(ABOUT THIS TASK):
Using the listing below, count every line that contains the word "JSON"; respond with the count alone.

==== DATASET EXCERPTS ====

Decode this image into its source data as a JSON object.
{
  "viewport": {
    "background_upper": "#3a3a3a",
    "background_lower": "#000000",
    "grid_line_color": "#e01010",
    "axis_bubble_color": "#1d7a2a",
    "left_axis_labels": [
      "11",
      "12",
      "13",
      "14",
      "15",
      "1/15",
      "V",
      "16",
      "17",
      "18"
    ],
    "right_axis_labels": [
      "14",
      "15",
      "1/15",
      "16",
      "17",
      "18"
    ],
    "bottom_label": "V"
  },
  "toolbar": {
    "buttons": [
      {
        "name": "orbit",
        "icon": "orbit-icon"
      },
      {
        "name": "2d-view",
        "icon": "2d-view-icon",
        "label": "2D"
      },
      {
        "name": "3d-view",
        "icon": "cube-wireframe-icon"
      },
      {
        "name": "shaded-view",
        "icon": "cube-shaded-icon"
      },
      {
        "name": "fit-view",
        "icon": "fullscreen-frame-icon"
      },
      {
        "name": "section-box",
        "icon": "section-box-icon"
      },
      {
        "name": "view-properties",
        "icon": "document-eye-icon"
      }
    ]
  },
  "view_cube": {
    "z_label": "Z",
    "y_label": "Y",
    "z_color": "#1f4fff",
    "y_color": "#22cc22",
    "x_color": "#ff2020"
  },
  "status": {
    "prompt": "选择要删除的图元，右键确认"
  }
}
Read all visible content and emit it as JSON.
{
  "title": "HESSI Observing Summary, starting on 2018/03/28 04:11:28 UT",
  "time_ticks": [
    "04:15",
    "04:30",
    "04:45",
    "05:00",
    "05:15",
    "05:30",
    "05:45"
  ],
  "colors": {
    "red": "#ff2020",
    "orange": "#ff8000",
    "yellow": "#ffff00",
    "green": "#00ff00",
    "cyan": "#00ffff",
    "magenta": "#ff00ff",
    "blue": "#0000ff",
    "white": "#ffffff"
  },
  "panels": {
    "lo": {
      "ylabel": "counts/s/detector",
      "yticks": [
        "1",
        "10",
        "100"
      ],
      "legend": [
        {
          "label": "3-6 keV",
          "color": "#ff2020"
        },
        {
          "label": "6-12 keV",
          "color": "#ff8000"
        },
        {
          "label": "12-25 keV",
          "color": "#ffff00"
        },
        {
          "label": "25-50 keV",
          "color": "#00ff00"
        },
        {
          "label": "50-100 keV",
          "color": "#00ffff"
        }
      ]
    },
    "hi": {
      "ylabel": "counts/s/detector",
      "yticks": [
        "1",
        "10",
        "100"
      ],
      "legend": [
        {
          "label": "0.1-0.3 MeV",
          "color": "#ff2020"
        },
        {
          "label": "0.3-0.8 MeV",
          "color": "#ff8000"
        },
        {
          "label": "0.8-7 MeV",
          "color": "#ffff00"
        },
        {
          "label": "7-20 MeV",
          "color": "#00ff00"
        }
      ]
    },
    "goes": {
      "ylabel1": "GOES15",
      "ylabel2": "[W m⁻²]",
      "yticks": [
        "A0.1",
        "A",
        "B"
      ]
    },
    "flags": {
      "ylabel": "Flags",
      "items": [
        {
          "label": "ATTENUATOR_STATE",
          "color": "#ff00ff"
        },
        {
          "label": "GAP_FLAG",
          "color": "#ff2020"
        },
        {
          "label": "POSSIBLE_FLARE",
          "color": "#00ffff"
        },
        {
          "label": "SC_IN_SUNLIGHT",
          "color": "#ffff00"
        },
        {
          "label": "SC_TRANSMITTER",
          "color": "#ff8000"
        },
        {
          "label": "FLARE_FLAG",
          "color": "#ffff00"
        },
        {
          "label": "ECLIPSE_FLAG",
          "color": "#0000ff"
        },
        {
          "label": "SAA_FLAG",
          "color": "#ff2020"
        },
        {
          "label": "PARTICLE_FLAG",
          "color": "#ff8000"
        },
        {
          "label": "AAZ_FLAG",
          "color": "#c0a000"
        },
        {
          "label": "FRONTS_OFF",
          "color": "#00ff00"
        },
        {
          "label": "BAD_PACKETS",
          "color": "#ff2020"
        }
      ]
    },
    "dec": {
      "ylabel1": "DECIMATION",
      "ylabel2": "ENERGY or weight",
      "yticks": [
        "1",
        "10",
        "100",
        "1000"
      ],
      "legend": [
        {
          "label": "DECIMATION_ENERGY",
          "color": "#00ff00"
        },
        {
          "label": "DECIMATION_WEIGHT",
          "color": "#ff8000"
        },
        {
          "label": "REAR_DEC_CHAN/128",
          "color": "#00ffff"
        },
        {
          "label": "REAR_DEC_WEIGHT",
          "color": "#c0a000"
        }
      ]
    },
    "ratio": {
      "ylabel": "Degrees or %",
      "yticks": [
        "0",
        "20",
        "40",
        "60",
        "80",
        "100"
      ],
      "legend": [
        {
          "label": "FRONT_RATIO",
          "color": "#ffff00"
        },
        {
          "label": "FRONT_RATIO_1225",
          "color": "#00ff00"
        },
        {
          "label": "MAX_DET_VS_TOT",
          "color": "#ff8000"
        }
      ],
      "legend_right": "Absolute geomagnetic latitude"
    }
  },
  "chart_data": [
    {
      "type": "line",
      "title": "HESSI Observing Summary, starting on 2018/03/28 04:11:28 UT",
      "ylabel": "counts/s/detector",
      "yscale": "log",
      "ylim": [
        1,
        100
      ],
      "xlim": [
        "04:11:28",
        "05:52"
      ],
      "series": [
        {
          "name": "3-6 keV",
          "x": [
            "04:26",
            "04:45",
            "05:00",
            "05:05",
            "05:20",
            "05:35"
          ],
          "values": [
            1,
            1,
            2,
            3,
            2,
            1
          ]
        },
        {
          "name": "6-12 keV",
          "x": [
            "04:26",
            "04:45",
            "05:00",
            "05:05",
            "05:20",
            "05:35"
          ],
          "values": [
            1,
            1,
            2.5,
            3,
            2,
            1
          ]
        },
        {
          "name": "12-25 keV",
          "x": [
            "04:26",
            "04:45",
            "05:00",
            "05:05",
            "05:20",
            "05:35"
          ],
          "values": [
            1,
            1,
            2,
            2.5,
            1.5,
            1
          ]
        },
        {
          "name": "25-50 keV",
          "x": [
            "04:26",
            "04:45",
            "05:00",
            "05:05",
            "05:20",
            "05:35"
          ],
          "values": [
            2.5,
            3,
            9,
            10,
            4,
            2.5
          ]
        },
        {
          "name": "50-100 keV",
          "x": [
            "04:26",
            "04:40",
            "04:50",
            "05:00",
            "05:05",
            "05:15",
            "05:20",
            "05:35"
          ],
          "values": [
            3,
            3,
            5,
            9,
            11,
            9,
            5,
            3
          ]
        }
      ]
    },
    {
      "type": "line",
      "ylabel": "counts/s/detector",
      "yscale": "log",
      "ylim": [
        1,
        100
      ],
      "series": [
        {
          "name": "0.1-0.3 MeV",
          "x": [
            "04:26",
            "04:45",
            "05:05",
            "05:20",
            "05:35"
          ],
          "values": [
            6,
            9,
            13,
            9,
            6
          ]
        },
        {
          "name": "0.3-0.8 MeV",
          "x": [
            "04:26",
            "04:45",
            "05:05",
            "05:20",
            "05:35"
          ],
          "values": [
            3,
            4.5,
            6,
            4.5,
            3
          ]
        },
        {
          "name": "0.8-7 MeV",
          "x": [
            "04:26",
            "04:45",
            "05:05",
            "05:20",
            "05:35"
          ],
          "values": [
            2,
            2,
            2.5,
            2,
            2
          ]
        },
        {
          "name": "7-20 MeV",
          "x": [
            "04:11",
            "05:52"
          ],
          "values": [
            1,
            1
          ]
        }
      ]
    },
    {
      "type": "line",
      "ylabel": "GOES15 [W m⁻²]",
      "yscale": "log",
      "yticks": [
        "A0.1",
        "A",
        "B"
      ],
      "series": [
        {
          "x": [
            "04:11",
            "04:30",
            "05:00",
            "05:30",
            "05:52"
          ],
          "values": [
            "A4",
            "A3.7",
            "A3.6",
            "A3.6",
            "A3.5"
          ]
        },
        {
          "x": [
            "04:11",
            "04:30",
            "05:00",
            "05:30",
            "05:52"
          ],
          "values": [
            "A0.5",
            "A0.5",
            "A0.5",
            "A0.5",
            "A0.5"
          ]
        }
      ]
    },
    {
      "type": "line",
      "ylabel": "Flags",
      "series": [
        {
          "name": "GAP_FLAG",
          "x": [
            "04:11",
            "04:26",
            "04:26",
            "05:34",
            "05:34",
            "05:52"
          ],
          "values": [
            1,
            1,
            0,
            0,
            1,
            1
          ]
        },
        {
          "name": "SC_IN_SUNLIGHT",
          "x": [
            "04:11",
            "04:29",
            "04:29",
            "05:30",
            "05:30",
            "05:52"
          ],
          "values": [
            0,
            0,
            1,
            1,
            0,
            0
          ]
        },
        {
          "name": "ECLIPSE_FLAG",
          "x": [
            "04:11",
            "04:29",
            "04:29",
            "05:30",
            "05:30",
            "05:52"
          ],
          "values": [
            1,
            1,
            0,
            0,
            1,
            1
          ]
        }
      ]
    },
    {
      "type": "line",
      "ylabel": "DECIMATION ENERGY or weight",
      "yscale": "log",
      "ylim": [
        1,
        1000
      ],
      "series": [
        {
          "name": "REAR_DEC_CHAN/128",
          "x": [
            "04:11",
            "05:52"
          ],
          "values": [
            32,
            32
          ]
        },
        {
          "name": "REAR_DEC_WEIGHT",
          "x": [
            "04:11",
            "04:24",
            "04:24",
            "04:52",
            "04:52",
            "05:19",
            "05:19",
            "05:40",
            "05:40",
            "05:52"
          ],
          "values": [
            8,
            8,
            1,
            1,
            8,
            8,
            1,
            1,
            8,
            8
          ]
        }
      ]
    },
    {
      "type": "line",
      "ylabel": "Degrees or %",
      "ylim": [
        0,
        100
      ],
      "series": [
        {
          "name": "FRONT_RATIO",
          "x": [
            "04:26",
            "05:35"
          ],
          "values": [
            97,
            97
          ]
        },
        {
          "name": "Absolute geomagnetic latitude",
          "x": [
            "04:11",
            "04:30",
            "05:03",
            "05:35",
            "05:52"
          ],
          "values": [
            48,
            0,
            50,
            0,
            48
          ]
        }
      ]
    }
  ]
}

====

(PROBLEM SOLUTION):
2